Looking back on the Ferraro nomination, another well-known conservative wrote: “I believe that someday we are going to have a woman president, possibly during my life, and I’ve often thought the best way to pave the way for this was to first nominate and elect a woman as vice-president. But I think Mondale made a serious mistake when he picked Geraldine Ferraro as his running mate. In my view, he guessed wrong in deciding to take a congresswoman that almost nobody had ever heard of and try to put her in line for the presidency … I don’t know who among the Democrats might have been a better choice, but it was obvious Mondale picked Geraldine Ferraro simply because he believed there was a ‘gender gap’ where I was concerned and she was a woman.”
Those are the words of Ronald Reagan in his 1991 memoir, “An American Life,” pouring scorn on the nomination of a woman who had served six years in Congress working on foreign policy issues. In retrospect, he had a point. Only this Palin gambit could make the Ferraro mistake look responsible and wise.
Nelson Mandela and his wife Winnie in this undated file picture.
Mandela is accompanied by his former wife Winnie, moments after his release from prison February 11, 1990 after serving 27 years in jail. (Reuters)
In this February, 1990 photo, shortly after his release from 27 years in prison, Nelson Mandela, gives the black power salute to the 120,000 supporters packing Soccer City stadium in Soweto, near Johannesburg. (AP Photo)
Nelson Mandela showed his passport in February 19, 1990, shortly after his release from prison. The South African government authorized an application for himself and his wife Winnie - (Juda Ngwenya / Reuters)
In this July 27, 1991 photo, Cuban President Fidel Castro, and Nelson Mandela gesture during the celebration of the "Day of the Revolution" in Matanzas, Cuba. (AP Photo)
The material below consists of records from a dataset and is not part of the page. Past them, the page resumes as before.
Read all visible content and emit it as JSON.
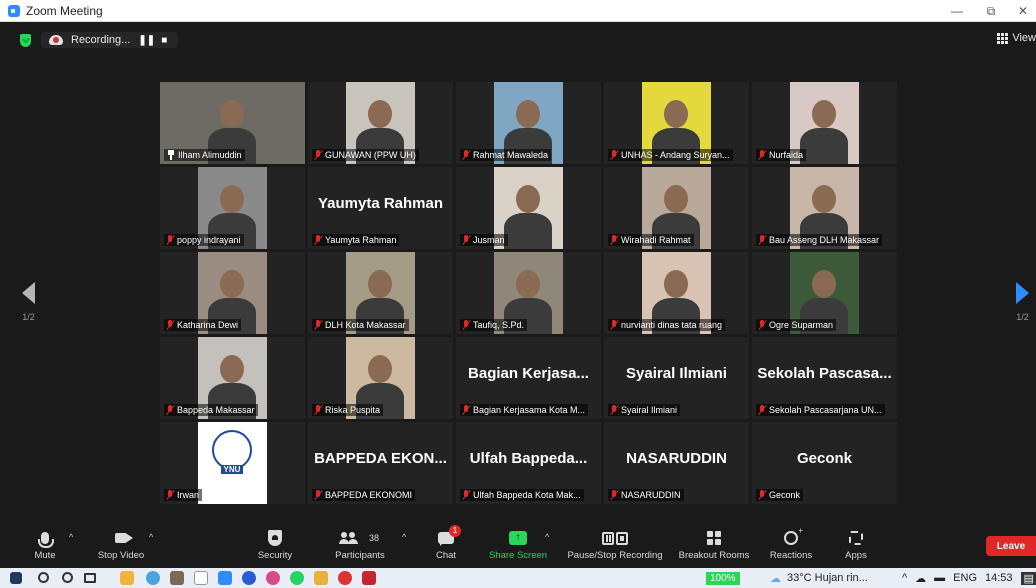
{
  "window": {
    "title": "Zoom Meeting",
    "controls": [
      "—",
      "⧉",
      "✕"
    ]
  },
  "top_bar": {
    "recording_label": "Recording...",
    "pause_glyph": "❚❚",
    "stop_glyph": "■",
    "view_label": "View"
  },
  "pager": {
    "left_page": "1/2",
    "right_page": "1/2"
  },
  "tiles": [
    {
      "name": "Ilham Alimuddin",
      "big": "",
      "active": true,
      "pinned": true,
      "muted": false,
      "video": true,
      "bg": "#6d6b63"
    },
    {
      "name": "GUNAWAN (PPW UH)",
      "big": "",
      "muted": true,
      "video": true,
      "bg": "#c9c5bd"
    },
    {
      "name": "Rahmat Mawaleda",
      "big": "",
      "muted": true,
      "video": true,
      "bg": "#7fa7c4"
    },
    {
      "name": "UNHAS - Andang Suryan...",
      "big": "",
      "muted": true,
      "video": true,
      "bg": "#e3d93c"
    },
    {
      "name": "Nurfaida",
      "big": "",
      "muted": true,
      "video": true,
      "bg": "#d8c9c4"
    },
    {
      "name": "poppy indrayani",
      "big": "",
      "muted": true,
      "video": true,
      "bg": "#8a8a8a"
    },
    {
      "name": "Yaumyta Rahman",
      "big": "Yaumyta Rahman",
      "muted": true,
      "video": false
    },
    {
      "name": "Jusman",
      "big": "",
      "muted": true,
      "video": true,
      "bg": "#d8d2c6"
    },
    {
      "name": "Wirahadi Rahmat",
      "big": "",
      "muted": true,
      "video": true,
      "bg": "#b9a99a"
    },
    {
      "name": "Bau Asseng DLH Makassar",
      "big": "",
      "muted": true,
      "video": true,
      "bg": "#c8b6a8"
    },
    {
      "name": "Katharina Dewi",
      "big": "",
      "muted": true,
      "video": true,
      "bg": "#9a8c80"
    },
    {
      "name": "DLH Kota Makassar",
      "big": "",
      "muted": true,
      "video": true,
      "bg": "#a59c88"
    },
    {
      "name": "Taufiq, S.Pd.",
      "big": "",
      "muted": true,
      "video": true,
      "bg": "#8f8778"
    },
    {
      "name": "nurvianti dinas tata ruang",
      "big": "",
      "muted": true,
      "video": true,
      "bg": "#d9c3b4"
    },
    {
      "name": "Ogre Suparman",
      "big": "",
      "muted": true,
      "video": true,
      "bg": "#3d5a3a"
    },
    {
      "name": "Bappeda Makassar",
      "big": "",
      "muted": true,
      "video": true,
      "bg": "#c4c0bb"
    },
    {
      "name": "Riska Puspita",
      "big": "",
      "muted": true,
      "video": true,
      "bg": "#cdb9a0"
    },
    {
      "name": "Bagian Kerjasama Kota M...",
      "big": "Bagian Kerjasa...",
      "muted": true,
      "video": false
    },
    {
      "name": "Syairal Ilmiani",
      "big": "Syairal Ilmiani",
      "muted": true,
      "video": false
    },
    {
      "name": "Sekolah Pascasarjana UN...",
      "big": "Sekolah Pascasa...",
      "muted": true,
      "video": false
    },
    {
      "name": "Irwan",
      "big": "",
      "muted": true,
      "video": true,
      "bg": "#ffffff",
      "logo": "YNU"
    },
    {
      "name": "BAPPEDA EKONOMI",
      "big": "BAPPEDA EKON...",
      "muted": true,
      "video": false
    },
    {
      "name": "Ulfah Bappeda Kota Mak...",
      "big": "Ulfah Bappeda...",
      "muted": true,
      "video": false
    },
    {
      "name": "NASARUDDIN",
      "big": "NASARUDDIN",
      "muted": true,
      "video": false
    },
    {
      "name": "Geconk",
      "big": "Geconk",
      "muted": true,
      "video": false
    }
  ],
  "toolbar": {
    "mute": "Mute",
    "stop_video": "Stop Video",
    "security": "Security",
    "participants": "Participants",
    "participants_count": "38",
    "chat": "Chat",
    "chat_badge": "1",
    "share_screen": "Share Screen",
    "recording": "Pause/Stop Recording",
    "breakout": "Breakout Rooms",
    "reactions": "Reactions",
    "apps": "Apps",
    "leave": "Leave"
  },
  "taskbar": {
    "zoom_level": "100%",
    "weather": "33°C Hujan rin...",
    "language": "ENG",
    "time": "14:53"
  }
}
In this July 4, 1993 photo, President Bill Clinton and Nelson Mandela listen during Fourth of July ceremonies in Philadelphia during which Clinton presented the Philadelphia Liberty Medal to the African National Congress president and South African President F.W. de Klerk. (AP Photo/Greg Gibson)
President of the African National Congress Nelson Mandela acknowledges cheers from the crowd as he prepares to unveil the ANC's official election platform in 1994. (AP Photo/David Brauchli)
African National Congress (ANC) leader Nelson Mandela greeted residents of Mmabatho in March 1994, during a visit after the nominal homeland came under South African control following the ousting of the former President Lucas Mangope. (Reuters/Howard Burditt)
South African President Nelson Mandela smiles with actor Sidney Poitier at a press conference in Cape Town in 1996. Poitier played Mandela in the film "One Man, One Vote" (AP Photo / Sasa Kralj)
South African President Nelson Mandela waves to crowds as he sits next to Queen Elizabeth II in a an open carriage on the way to Buckingham Palace.(AP/Louisa Buller)
Chairman of the Constitutional Assembly Cyril Ramaphosa, left, holds up a copy of the country's constitution which was signed by President Nelson Mandela, in December 1996. (AP Photo / Adil Bradlow / POOL)
Nelson Mandela at a news conference in Johannesburg in February 2000. (AP Photo / Denis Farrell)
South African rugby captain Francois Pienaar, right, received the Rugby World Cup trophy from President Nelson Mandela also wearing a South African rugby shirt, after South Africa defeated New Zealand in the Rugby World Cup , in 1995. (AP Photo / Ross Setford)